The death of Michael Jackson and all the video tributes has made for some very interesting discussions in our household. Neither of my kids are very familiar with his music or videos and had certainly never seen pictures of what he looked like as a young man before the endless rounds of plastic surgery.

The French have a wonderful expression “etre bien dans sa peau” which basically means that you are comfortable in your own skin and happy with who you are.

Erin wore 3 inch heels to her Grade 8 graduation to have fun with her height since she knew that she’d be the tallest one there anyway. Some of her classmates had “dissed” her choice of dress as not being fancy enough when she described it to them (this is a grade 8 graduation for pete’s sake!) or told her that she didn’t know how to dress up from her jocky everyday school look... and BOY, did she prove them wrong! Why go for “pretty” when you can go for statuesque and stunning?

Nick was heartbroken that his school ceremonies were on the same night, but he bought a corsage for her and posed in our front hallway with her before she put on her heels to be taller than him.

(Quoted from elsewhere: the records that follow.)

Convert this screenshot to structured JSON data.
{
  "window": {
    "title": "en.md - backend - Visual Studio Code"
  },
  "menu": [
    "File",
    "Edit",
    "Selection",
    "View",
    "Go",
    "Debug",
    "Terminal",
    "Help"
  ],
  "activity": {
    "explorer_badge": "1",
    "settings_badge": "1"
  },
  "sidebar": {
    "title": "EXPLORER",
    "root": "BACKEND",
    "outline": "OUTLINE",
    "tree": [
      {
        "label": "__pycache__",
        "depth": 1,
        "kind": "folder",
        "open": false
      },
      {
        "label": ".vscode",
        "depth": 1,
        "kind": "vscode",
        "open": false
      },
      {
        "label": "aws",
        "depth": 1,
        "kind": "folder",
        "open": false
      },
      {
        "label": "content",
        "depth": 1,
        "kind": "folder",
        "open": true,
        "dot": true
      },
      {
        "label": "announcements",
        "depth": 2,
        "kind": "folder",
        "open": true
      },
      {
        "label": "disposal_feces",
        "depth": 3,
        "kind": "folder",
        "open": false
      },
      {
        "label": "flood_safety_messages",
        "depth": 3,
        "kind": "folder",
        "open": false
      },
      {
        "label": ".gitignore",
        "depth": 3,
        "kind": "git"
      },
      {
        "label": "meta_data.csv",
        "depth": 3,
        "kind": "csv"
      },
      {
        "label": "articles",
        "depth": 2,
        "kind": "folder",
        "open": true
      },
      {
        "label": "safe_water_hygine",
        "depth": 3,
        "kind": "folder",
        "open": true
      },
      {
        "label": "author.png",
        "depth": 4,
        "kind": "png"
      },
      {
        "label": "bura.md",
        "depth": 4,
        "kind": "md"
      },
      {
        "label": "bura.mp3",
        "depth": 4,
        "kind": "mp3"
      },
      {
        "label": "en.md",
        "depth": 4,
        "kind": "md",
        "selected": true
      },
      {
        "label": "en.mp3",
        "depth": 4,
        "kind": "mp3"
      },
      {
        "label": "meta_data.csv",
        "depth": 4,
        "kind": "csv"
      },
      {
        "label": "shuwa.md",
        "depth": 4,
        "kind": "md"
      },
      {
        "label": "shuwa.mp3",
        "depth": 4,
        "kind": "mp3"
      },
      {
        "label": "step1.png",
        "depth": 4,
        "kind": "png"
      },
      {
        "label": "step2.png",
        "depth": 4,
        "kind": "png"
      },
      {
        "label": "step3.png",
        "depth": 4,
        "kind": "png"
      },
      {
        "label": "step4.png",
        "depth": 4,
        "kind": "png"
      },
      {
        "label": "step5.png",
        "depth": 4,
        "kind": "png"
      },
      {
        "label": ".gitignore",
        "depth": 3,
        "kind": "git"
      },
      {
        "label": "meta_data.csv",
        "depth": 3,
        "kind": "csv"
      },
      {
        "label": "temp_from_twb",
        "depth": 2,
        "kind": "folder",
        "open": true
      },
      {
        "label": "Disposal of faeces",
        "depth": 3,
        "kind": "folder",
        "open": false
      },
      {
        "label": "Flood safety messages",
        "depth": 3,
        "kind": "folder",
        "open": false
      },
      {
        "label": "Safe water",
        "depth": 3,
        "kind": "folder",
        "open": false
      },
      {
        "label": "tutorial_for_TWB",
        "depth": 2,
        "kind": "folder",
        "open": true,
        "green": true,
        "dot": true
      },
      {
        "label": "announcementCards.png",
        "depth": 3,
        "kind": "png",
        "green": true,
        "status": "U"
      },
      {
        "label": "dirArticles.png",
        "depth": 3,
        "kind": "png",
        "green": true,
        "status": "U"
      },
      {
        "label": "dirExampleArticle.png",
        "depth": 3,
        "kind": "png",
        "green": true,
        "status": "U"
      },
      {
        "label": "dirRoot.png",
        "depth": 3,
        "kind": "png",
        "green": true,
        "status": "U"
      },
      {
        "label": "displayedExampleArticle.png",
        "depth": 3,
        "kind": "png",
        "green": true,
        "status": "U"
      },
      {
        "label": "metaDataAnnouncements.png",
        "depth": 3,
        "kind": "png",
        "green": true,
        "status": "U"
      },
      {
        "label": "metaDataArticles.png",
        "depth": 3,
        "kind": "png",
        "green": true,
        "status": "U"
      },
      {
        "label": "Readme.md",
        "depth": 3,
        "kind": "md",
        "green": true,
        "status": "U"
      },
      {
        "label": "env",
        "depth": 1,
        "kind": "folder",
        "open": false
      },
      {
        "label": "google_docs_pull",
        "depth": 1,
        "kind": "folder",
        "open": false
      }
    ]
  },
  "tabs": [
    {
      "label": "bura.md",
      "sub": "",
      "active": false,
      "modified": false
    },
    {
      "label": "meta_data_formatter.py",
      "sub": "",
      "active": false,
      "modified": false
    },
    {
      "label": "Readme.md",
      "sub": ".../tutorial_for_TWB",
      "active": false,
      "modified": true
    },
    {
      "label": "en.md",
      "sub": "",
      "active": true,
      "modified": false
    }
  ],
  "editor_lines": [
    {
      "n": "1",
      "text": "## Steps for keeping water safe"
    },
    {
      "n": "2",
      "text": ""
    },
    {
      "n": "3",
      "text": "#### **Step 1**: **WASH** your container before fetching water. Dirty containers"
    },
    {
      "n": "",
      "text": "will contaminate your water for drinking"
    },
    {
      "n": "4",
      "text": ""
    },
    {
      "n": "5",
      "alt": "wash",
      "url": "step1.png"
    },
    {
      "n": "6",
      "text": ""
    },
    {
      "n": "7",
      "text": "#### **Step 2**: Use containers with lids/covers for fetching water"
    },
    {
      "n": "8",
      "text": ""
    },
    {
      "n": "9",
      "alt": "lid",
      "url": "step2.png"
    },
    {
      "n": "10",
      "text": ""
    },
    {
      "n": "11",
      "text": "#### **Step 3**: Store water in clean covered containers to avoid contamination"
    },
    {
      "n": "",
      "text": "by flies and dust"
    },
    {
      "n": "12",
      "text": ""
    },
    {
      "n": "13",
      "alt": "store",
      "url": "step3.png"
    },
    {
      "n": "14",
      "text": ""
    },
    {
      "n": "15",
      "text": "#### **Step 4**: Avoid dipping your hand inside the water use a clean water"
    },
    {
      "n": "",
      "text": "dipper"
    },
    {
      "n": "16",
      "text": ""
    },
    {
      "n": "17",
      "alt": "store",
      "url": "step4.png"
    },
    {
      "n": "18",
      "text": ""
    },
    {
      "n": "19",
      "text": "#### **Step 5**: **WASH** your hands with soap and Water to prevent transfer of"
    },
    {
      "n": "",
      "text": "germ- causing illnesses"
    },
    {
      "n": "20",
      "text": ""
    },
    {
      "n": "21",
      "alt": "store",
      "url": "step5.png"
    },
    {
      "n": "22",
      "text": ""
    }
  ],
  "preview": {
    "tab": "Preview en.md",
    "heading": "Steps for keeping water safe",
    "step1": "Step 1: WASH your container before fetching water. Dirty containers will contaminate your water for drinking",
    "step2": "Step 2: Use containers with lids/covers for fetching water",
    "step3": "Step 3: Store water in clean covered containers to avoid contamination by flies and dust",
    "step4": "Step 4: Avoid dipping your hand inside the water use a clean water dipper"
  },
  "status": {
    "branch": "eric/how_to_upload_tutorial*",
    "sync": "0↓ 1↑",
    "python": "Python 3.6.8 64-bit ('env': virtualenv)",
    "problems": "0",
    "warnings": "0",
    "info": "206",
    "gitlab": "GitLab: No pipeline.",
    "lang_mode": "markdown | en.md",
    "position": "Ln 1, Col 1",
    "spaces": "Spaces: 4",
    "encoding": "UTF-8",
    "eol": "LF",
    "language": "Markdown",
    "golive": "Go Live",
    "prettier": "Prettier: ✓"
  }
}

When she strode across that stage to accept her award certificate, all I could think of was how proud her 6’3” great grandmother would have been! She always put her fingernails between my shoulder blades if she caught me slouching and told me to be proud of my height. I am sure that she is the reason I up straight and have great posture to this day.

There are many things about ourselves that we can change and quite a few that we cannot.
What matters is that each of us try to learn to “be well in our own skin”, to love who we are as unique creations and to take care of our bodies both inside and out.

I remember my own high school years and know that it will have challenging moments for Erin as well... but I am so glad that she is learning to have fun with the inches she has been given and celebrate them. To paraphrase the words of She-Hulk in her classic graphic novel “I’m 6’7” and green. People are going to stare anyway, so I might as well wear what I like!”